Rail trail spans river crossing
Bridge dedication marks progress
By Brian Lee
July 17, 2012 ... Southbridge and Dudley are making headway on the Quinebaug Valley Rail Trail.
The short-term plan, according to officials, is to connect the recreational trail from East Main Street in Southbridge to a portion of the trail that is being built in Dudley. The long-range goal is to have a continuous 11-mile trail through Southbridge, Dudley and Thompson, then back into Dudley and Webster.
In Southbridge yesterday, dignitaries held a dedication to celebrate the trail’s progress
Town Manager Christopher Clark said the project was a long time coming, with a $200,000 state earmark probably five or six years old. It took a town effort, and help from the Southbridge Trail Committee, to get the work under way, he said.
The dedication was held near a 56-foot bridge over the Quinebaug River, which essentially opens an approximately 2-mile stretch of gravel trail near Golden Greek Restaurant on East Main Street (Route 131) to the Dudley line.
It’s one of two bridges Southbridge is building, saving tens of thousands of dollars by doing it locally, Mr. Clark said.
Public Works Director Thomas E. Daley designed the bridges, with the only expense $3,000 for structural oversight by a consultant. DPW workers have been building the two bridges for about $22,000.
Instead of spending about $75,000 for engineering and construction, the town will have spent $25,000, Mr. Daley said during an interview.
During the event, Mr. Daley said he remembered that when he interviewed for his job, Mr. Clark told him he wanted him to build the bridges on the trail. But because he had never built one, Mr. Daley said, “that concerned me a little bit — but at the same time it interested me.”
For the larger bridge, the one dedicated yesterday, workers reused the100-plus-year-old, 30-inch girders underneath it, Mr. Daley said.
Mr. Daley said the town still has to pull out about 1,000 feet of rail and build the smaller, 12-foot bridge, which should be done in a few weeks. That will complete Southbridge’s work from East Main Street to the Dudley line. The town would then direct work in the other direction, toward the rotary near the police station.
The rails will be stockpiled in the towns’ highway garages, said state Sen. Richard T. Moore, D-Uxbridge. The state Department of Transportation will allow some of the rails to be resold, he said, with the proceeds to be used for the trail project. Scrap steel is selling pretty well these days, allowing for a “reasonable amount of money to continue the project,” the lawmaker said.
The senator said he hoped the public would help police the trail for vandalism, and would respect the natural habitats. He said he hoped markers would be installed to point out the trail’s history, distances for walkers and runners, and details about shrubs, trees and animals.
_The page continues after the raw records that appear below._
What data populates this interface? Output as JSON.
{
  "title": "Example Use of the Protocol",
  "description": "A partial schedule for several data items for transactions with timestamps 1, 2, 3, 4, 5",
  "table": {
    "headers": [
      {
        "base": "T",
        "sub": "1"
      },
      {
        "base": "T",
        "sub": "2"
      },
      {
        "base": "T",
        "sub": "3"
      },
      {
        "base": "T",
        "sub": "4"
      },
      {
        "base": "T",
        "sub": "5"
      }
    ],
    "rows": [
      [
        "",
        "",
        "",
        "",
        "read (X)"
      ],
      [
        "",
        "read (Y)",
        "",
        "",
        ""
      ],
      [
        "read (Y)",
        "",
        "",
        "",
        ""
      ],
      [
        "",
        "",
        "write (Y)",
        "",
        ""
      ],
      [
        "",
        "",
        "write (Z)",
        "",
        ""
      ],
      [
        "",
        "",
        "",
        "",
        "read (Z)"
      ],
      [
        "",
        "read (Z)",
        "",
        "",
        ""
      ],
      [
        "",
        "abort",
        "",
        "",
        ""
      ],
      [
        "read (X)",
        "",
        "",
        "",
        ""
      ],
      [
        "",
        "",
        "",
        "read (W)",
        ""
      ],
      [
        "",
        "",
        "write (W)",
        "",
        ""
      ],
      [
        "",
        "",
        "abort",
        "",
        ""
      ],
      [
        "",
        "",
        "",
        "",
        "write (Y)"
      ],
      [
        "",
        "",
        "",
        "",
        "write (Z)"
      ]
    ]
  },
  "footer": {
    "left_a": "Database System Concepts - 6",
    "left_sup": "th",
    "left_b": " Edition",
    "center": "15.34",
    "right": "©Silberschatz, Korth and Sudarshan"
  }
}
State Rep. Peter J. Durant, R-Spencer, said rail trails are powerful economic drivers. Mr. Durant said he and his wife, on a weekly basis, look for trails throughout New England to ride their bikes or hike on.
Meanwhile, Dudley has two miles of open trail, according to Kenneth Butkiewicz of the Dudley Trail and Greenway Network, and a member of Mr. Moore’s Quinebaug Valley Rail Trail committee.
Mr. Butkiewicz said Dudley built a parking lot off Mill Road from which trail users can hike .3 miles to the Thompson line and back.
Heading north toward Southbridge, a hiker can travel two miles, but is stopped by the Quinebaug River as a new bridge is being built. Scheduled for completion later this year, it will have sidewalks on both the upstream and downstream side.
Once that’s done, hikers can cross West Dudley Road, which has a kayak and canoe launch, and continue north and link up with the Southbridge trail. All told, the Dudley stretch will be nearly four miles, he said.
Mr. Butkiewicz said his group has been working with a Thompson trail group. The state of Connecticut has not bought the right of way into Thompson.
The last 500 feet of rail is in Webster, whose officials have requested that that work not be considered at this time.
The abandoned Providence and Worcester Railroad rail bed was acquired by the state in 2004 for developing a recreation trail. The last train was in 1982; the bed has not been used since, according to project supporters.
This story appears courtesy of the Telegram & Gazette (subscription required).